▸ Your task: When a line in the data below includes "hint", count it; then give only the total.

▸ Listed entries:
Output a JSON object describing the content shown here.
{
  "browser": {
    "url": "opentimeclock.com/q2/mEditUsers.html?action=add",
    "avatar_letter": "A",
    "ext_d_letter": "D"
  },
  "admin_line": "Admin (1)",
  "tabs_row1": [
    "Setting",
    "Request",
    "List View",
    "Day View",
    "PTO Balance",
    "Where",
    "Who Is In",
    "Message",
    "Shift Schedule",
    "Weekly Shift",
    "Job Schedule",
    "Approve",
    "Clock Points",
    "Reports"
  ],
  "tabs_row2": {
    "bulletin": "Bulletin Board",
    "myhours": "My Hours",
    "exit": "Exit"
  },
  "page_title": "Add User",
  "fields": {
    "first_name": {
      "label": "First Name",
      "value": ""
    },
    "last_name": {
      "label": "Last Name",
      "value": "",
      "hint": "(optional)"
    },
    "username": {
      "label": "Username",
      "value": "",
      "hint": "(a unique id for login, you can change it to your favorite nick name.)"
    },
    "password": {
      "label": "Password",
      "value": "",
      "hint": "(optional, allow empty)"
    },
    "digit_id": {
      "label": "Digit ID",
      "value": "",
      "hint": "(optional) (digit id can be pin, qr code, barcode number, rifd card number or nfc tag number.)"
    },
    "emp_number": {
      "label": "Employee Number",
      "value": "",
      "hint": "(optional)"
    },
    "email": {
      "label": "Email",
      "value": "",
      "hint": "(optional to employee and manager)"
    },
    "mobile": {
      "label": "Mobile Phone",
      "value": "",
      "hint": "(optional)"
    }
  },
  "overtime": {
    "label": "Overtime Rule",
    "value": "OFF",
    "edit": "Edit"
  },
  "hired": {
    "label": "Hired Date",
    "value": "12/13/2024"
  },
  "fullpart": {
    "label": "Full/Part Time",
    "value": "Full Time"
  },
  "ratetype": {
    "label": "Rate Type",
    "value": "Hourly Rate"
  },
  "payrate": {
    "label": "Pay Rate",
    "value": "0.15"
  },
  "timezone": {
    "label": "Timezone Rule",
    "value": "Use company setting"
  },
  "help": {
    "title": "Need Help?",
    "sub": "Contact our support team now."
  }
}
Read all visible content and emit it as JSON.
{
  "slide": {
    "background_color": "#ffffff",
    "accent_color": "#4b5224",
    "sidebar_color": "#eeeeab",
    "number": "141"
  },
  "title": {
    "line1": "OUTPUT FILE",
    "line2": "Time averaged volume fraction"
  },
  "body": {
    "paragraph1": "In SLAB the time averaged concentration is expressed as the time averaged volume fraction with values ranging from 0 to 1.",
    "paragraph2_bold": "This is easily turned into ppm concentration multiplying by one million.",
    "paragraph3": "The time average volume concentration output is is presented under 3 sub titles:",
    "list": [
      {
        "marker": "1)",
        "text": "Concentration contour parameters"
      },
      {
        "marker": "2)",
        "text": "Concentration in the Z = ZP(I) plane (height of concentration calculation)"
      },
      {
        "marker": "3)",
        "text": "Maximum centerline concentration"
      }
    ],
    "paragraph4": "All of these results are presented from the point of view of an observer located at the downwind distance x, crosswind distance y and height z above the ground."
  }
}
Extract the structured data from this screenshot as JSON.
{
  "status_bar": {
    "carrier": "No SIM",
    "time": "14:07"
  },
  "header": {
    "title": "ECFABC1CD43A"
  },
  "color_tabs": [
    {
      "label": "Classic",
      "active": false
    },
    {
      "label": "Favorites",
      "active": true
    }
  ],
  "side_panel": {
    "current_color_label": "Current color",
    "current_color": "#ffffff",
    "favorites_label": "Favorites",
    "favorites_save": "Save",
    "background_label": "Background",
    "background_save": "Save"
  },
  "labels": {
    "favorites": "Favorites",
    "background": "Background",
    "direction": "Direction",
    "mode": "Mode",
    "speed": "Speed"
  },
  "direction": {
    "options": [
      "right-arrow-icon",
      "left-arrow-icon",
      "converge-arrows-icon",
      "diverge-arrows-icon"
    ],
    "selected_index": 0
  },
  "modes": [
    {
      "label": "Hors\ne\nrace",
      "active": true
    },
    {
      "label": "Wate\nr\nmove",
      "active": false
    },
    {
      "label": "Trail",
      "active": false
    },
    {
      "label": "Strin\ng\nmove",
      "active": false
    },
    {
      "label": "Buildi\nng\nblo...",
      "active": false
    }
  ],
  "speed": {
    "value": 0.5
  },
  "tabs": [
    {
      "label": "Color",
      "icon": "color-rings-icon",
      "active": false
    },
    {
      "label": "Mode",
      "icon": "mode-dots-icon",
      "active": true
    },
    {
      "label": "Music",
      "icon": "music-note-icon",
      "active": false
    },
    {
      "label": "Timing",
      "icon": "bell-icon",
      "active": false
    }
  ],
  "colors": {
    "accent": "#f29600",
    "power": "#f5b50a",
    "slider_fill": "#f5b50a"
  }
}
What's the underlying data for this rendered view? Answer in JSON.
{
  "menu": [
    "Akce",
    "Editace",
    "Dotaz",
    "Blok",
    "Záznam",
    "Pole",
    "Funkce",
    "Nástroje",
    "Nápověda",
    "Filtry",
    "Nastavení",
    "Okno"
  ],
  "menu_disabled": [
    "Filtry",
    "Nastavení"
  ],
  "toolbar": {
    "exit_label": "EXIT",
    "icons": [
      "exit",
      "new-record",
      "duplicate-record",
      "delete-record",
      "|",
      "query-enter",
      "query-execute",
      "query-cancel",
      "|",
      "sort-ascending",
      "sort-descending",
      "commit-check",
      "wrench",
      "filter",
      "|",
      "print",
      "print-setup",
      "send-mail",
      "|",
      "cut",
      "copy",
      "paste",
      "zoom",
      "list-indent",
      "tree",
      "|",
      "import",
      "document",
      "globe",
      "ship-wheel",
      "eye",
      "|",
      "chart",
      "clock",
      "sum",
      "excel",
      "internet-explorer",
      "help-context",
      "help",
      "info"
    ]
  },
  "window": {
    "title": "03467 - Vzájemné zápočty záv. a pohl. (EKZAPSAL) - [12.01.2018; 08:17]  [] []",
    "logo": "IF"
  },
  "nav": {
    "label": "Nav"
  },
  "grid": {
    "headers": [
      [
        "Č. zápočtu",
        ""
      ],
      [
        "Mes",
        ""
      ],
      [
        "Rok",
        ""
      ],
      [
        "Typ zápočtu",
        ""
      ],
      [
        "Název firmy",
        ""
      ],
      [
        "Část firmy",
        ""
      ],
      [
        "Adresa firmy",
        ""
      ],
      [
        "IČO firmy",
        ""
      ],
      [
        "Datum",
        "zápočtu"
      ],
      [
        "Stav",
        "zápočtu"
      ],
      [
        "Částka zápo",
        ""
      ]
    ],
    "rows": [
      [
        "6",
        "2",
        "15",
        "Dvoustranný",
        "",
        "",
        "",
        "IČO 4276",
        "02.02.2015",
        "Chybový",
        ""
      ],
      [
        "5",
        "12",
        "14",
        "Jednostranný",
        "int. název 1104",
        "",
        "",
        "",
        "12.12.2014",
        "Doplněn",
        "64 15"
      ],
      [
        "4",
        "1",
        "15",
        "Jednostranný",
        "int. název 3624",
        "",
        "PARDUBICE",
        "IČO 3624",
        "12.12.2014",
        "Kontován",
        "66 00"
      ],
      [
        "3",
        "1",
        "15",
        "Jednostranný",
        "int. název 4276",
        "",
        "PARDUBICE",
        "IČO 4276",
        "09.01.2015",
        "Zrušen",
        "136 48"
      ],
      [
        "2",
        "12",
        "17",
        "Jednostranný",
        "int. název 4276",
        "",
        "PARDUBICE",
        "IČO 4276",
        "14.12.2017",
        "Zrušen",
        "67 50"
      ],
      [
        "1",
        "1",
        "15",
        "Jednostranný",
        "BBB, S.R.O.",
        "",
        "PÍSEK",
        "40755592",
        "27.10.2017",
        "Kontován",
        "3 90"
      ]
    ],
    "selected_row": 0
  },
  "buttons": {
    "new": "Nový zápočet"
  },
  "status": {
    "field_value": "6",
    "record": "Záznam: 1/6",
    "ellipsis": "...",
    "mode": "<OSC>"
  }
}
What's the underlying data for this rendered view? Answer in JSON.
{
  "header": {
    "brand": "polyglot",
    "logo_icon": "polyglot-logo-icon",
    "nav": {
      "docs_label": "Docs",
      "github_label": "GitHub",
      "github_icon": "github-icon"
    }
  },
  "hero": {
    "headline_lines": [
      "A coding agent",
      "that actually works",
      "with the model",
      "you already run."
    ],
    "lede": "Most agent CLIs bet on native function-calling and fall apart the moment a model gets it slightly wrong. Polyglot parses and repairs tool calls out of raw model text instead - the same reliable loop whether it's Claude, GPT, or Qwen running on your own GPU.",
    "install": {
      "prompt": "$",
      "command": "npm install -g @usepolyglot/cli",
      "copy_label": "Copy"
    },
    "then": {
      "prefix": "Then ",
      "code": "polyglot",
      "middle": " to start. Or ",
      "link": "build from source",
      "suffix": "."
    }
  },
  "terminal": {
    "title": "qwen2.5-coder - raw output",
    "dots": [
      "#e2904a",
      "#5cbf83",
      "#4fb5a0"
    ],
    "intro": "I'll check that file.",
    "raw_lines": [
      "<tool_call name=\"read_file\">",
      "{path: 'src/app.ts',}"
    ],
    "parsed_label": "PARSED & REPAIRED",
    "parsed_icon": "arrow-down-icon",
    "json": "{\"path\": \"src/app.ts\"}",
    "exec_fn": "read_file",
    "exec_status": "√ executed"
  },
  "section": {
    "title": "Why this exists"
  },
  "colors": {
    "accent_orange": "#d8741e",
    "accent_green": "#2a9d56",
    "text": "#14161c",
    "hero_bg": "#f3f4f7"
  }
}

▸ Response for this exercise: 7